END OF THE CENTURY BAR12/13/2014
END OF THE CENTURY BAR
• 104-08 Metropolitan Avenue
• Forest Hills, NY 11375
• (718) 544-1624•
Anyone who knows me even slightly knows that I love cocktails. I like making them and drinking them and finding good places to get them. For years now, the only place to go for decent cocktails has been Manhattan, the trendier parts of Brooklyn, and recently, Long Island City. But, as New York City with a Capital C is expanding, so expands the market for those willing to drop $14 on a well made negroni. Out into the previously uncool parts they go. And like it or not (since I live here, I'm in the "not" camp), Forest Hills has not been the coolest place to live in New York. Sad but true. When I moved here ten years ago, unless frum women were your kink and lousy diner food was your manna, then you'd spend a lot of your weekend elsewhere. Lately though, the place seems to have taken off with new wine bars and gastropubs and organic coffee.

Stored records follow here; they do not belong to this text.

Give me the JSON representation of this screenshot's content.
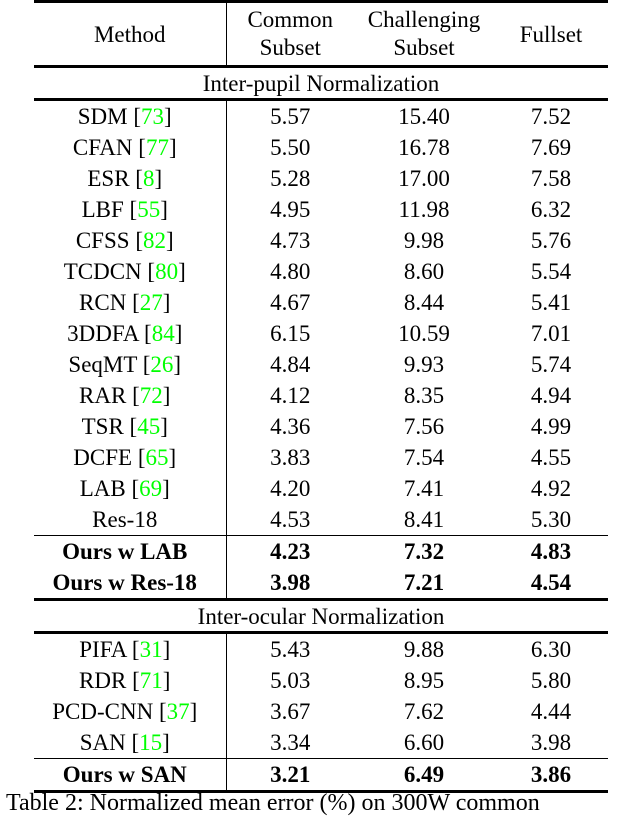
{
  "table": {
    "columns": [
      {
        "label": "Method",
        "lines": [
          "Method"
        ]
      },
      {
        "label": "Common Subset",
        "lines": [
          "Common",
          "Subset"
        ]
      },
      {
        "label": "Challenging Subset",
        "lines": [
          "Challenging",
          "Subset"
        ]
      },
      {
        "label": "Fullset",
        "lines": [
          "Fullset"
        ]
      }
    ],
    "header": {
      "method": "Method",
      "common_line1": "Common",
      "common_line2": "Subset",
      "challenging_line1": "Challenging",
      "challenging_line2": "Subset",
      "fullset": "Fullset"
    },
    "sections": [
      {
        "title": "Inter-pupil Normalization",
        "rows": [
          {
            "method": "SDM",
            "ref": "73",
            "common": "5.57",
            "challenging": "15.40",
            "fullset": "7.52",
            "bold": false
          },
          {
            "method": "CFAN",
            "ref": "77",
            "common": "5.50",
            "challenging": "16.78",
            "fullset": "7.69",
            "bold": false
          },
          {
            "method": "ESR",
            "ref": "8",
            "common": "5.28",
            "challenging": "17.00",
            "fullset": "7.58",
            "bold": false
          },
          {
            "method": "LBF",
            "ref": "55",
            "common": "4.95",
            "challenging": "11.98",
            "fullset": "6.32",
            "bold": false
          },
          {
            "method": "CFSS",
            "ref": "82",
            "common": "4.73",
            "challenging": "9.98",
            "fullset": "5.76",
            "bold": false
          },
          {
            "method": "TCDCN",
            "ref": "80",
            "common": "4.80",
            "challenging": "8.60",
            "fullset": "5.54",
            "bold": false
          },
          {
            "method": "RCN",
            "ref": "27",
            "common": "4.67",
            "challenging": "8.44",
            "fullset": "5.41",
            "bold": false
          },
          {
            "method": "3DDFA",
            "ref": "84",
            "common": "6.15",
            "challenging": "10.59",
            "fullset": "7.01",
            "bold": false
          },
          {
            "method": "SeqMT",
            "ref": "26",
            "common": "4.84",
            "challenging": "9.93",
            "fullset": "5.74",
            "bold": false
          },
          {
            "method": "RAR",
            "ref": "72",
            "common": "4.12",
            "challenging": "8.35",
            "fullset": "4.94",
            "bold": false
          },
          {
            "method": "TSR",
            "ref": "45",
            "common": "4.36",
            "challenging": "7.56",
            "fullset": "4.99",
            "bold": false
          },
          {
            "method": "DCFE",
            "ref": "65",
            "common": "3.83",
            "challenging": "7.54",
            "fullset": "4.55",
            "bold": false
          },
          {
            "method": "LAB ",
            "ref": "69",
            "common": "4.20",
            "challenging": "7.41",
            "fullset": "4.92",
            "bold": false
          },
          {
            "method": "Res-18",
            "ref": "",
            "common": "4.53",
            "challenging": "8.41",
            "fullset": "5.30",
            "bold": false
          }
        ],
        "ours_rows": [
          {
            "method": "Ours w LAB",
            "ref": "",
            "common": "4.23",
            "challenging": "7.32",
            "fullset": "4.83",
            "bold": true
          },
          {
            "method": "Ours w Res-18",
            "ref": "",
            "common": "3.98",
            "challenging": "7.21",
            "fullset": "4.54",
            "bold": true
          }
        ]
      },
      {
        "title": "Inter-ocular Normalization",
        "rows": [
          {
            "method": "PIFA",
            "ref": "31",
            "common": "5.43",
            "challenging": "9.88",
            "fullset": "6.30",
            "bold": false
          },
          {
            "method": "RDR",
            "ref": "71",
            "common": "5.03",
            "challenging": "8.95",
            "fullset": "5.80",
            "bold": false
          },
          {
            "method": "PCD-CNN",
            "ref": "37",
            "common": "3.67",
            "challenging": "7.62",
            "fullset": "4.44",
            "bold": false
          },
          {
            "method": "SAN",
            "ref": "15",
            "common": "3.34",
            "challenging": "6.60",
            "fullset": "3.98",
            "bold": false
          }
        ],
        "ours_rows": [
          {
            "method": "Ours w SAN",
            "ref": "",
            "common": "3.21",
            "challenging": "6.49",
            "fullset": "3.86",
            "bold": true
          }
        ]
      }
    ]
  },
  "caption": {
    "text": "Table 2:   Normalized mean error (%) on 300W common"
  },
  "colors": {
    "reference_green": "#00ff00",
    "text": "#000000",
    "background": "#ffffff",
    "rule": "#000000"
  }
}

Once upon a time, I emailed Sasha Petrasky, of Milk and Honey fame, suggesting he venture beyond his deepest outpost, the Long Island city bar Dutch Kills. You can imagine how overjoyed I was when I learned that his friends and cohorts, the talent from Pegu Club, Maison Premiere, and Painkiller decided to open a cocktail/tiki bar down the block from Danny Brown, Queens' first Michelin star, on Metropolitan Avenue.
Sitting down at the long, glossy, wooden bar, the first thing you'll notice is that this is not a Milk & Honey clone. Compared to the other cocktail joints I've been to, it's rather large and it's fairly bright inside. I'm dismayed that there are TVs on the wall. Thankfully, none were on. Even the bartender, one of the pros from Dutch Kills and Painkiller, told me that he wishes that they weren't there. So maybe they'll never be turned on. Here's to hoping. There are plenty of tables, lots of bar seats, and a big heavy pool table in the back. End of the Century Bar is designing itself as a place to go and hang out with friends where you can get a luxo-cocktail instead of a Bud Light. In fact, the bartender was telling me that while they will eventually have a beer menu, once they get it, "none of that crap".

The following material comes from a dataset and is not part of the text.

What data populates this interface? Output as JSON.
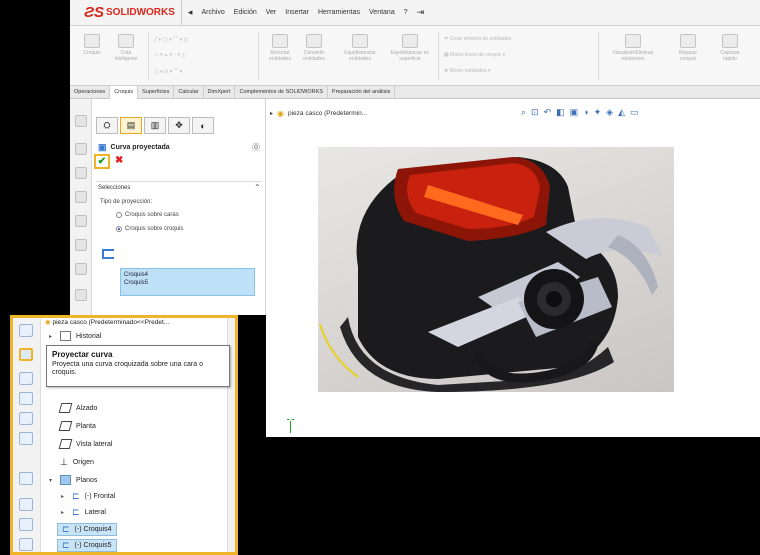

Eventually, food will arrive, maybe even brunch. But that will be in the spring at the earliest. Spring brunch would be good, as there's a huge patio in the rear that, once renovated, will be awesome. When the food does come, "no cheapo bar food", I was told. They want small plates that will complement the drink menu. Speaking of drinks, here's what I ordered. Naturally, you need to try a classic because, if they don't do that well, then you just know that the original drinks are destined to taste like they came from a Skinnygirl bottle. An Old Fashioned. I wasn't disappointed. Dr. Funk, made with dark rum, absinthe, and house made grenadine. Sweet and tart and you could barely taste the absinthe but as an afterthought to add complexity. Lastly, I wanted one bartender's choice before heading to dinner. "Sweet, sour, or refreshing?" I was asked. I chose refreshing and was given a Queens Swizzle. I forgot what was in it, but it was like a tangy, rather than sour, mojito, with a few dashes of bitters too round it out.

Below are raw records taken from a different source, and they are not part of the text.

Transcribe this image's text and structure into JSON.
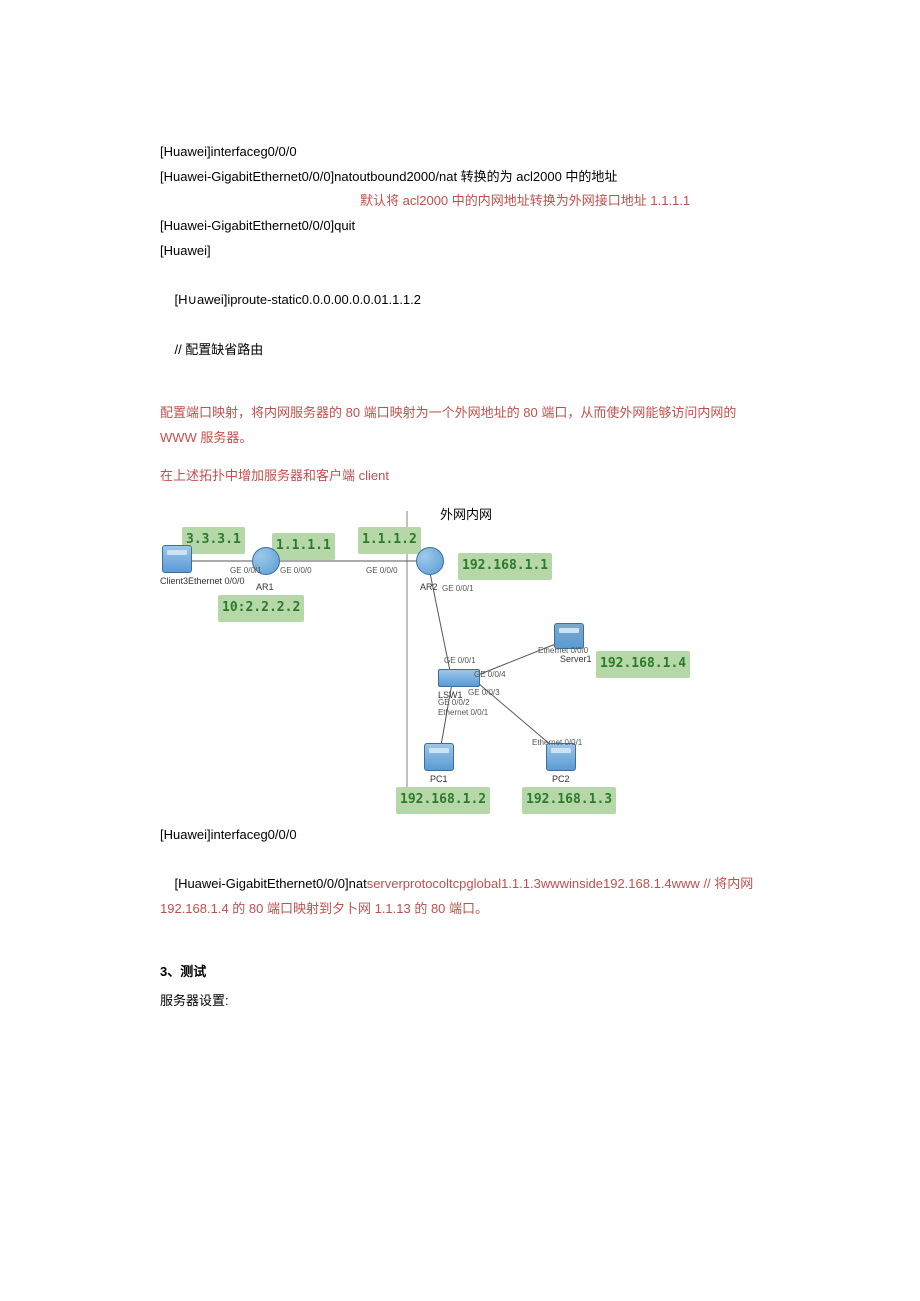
{
  "cmd": {
    "l1": "[Huawei]interfaceg0/0/0",
    "l2a": "[Huawei-GigabitEthernet0/0/0]natoutbound2000/nat 转换的为 acl2000 中的地址",
    "l2b": "默认将 acl2000 中的内网地址转换为外网接口地址 1.1.1.1",
    "l3": "[Huawei-GigabitEthernet0/0/0]quit",
    "l4": "[Huawei]",
    "l5a": "[H∪awei]iproute-static0.0.0.00.0.0.01.1.1.2",
    "l5b": "// 配置缺省路由"
  },
  "para1": "配置端口映射，将内网服务器的 80 端口映射为一个外网地址的 80 端口，从而使外网能够访问内网的 WWW 服务器。",
  "para2": "在上述拓扑中增加服务器和客户端 client",
  "diagram": {
    "title": "外网内网",
    "ip_3_3_3_1": "3.3.3.1",
    "ip_1_1_1_1": "1.1.1.1",
    "ip_1_1_1_2": "1.1.1.2",
    "ip_192_168_1_1": "192.168.1.1",
    "ip_10_2_2_2_2": "10:2.2.2.2",
    "ip_192_168_1_4": "192.168.1.4",
    "ip_192_168_1_2": "192.168.1.2",
    "ip_192_168_1_3": "192.168.1.3",
    "client3": "Client3",
    "eth000": "Ethernet 0/0/0",
    "ar1": "AR1",
    "ar2": "AR2",
    "ge001": "GE 0/0/1",
    "ge000": "GE 0/0/0",
    "ge002": "GE 0/0/2",
    "ge003": "GE 0/0/3",
    "ge004": "GE 0/0/4",
    "server1": "Server1",
    "lsw1": "LSW1",
    "eth001": "Ethernet 0/0/1",
    "pc1": "PC1",
    "pc2": "PC2"
  },
  "cmd2": {
    "l1": "[Huawei]interfaceg0/0/0",
    "l2a": "[Huawei-GigabitEthernet0/0/0]nat",
    "l2b": "serverprotocoltcpglobal1.1.1.3wwwinside192.168.1.4www",
    "l2c": " // 将内网 192.168.1.4 的 80 端口映射到夕卜网 1.1.13 的 80 端口。"
  },
  "sec3": {
    "h": "3、测试",
    "l": "服务器设置:"
  }
}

In the meantime, I can't tell you how ecstatic I am to be able to walk (a long walk, I admit) to a real cocktail bar. Okay, elephant in the room. Yes, it's on Metropolitan Avenue, which is a bit of a schlep from the subway on Queens Boulevard. But you're a New Yorker, right? You're not some worthless tourist who God gave legs to, but all you use them for is getting from your house door to your car door, right? No? You are? Well there are a hundred green cabs right at the subway entrance, so you'll be back to sitting before you know it.
Cocktails (from the menu) are currently available for the exceedingly reasonable price of $10. Cash only.
[ © Copyright eateryROW 2014 ]
Well, the drink menu has been seriously updated. Lots of new drinks for $12 each and big punchbowls (that are lit on fire) for $48.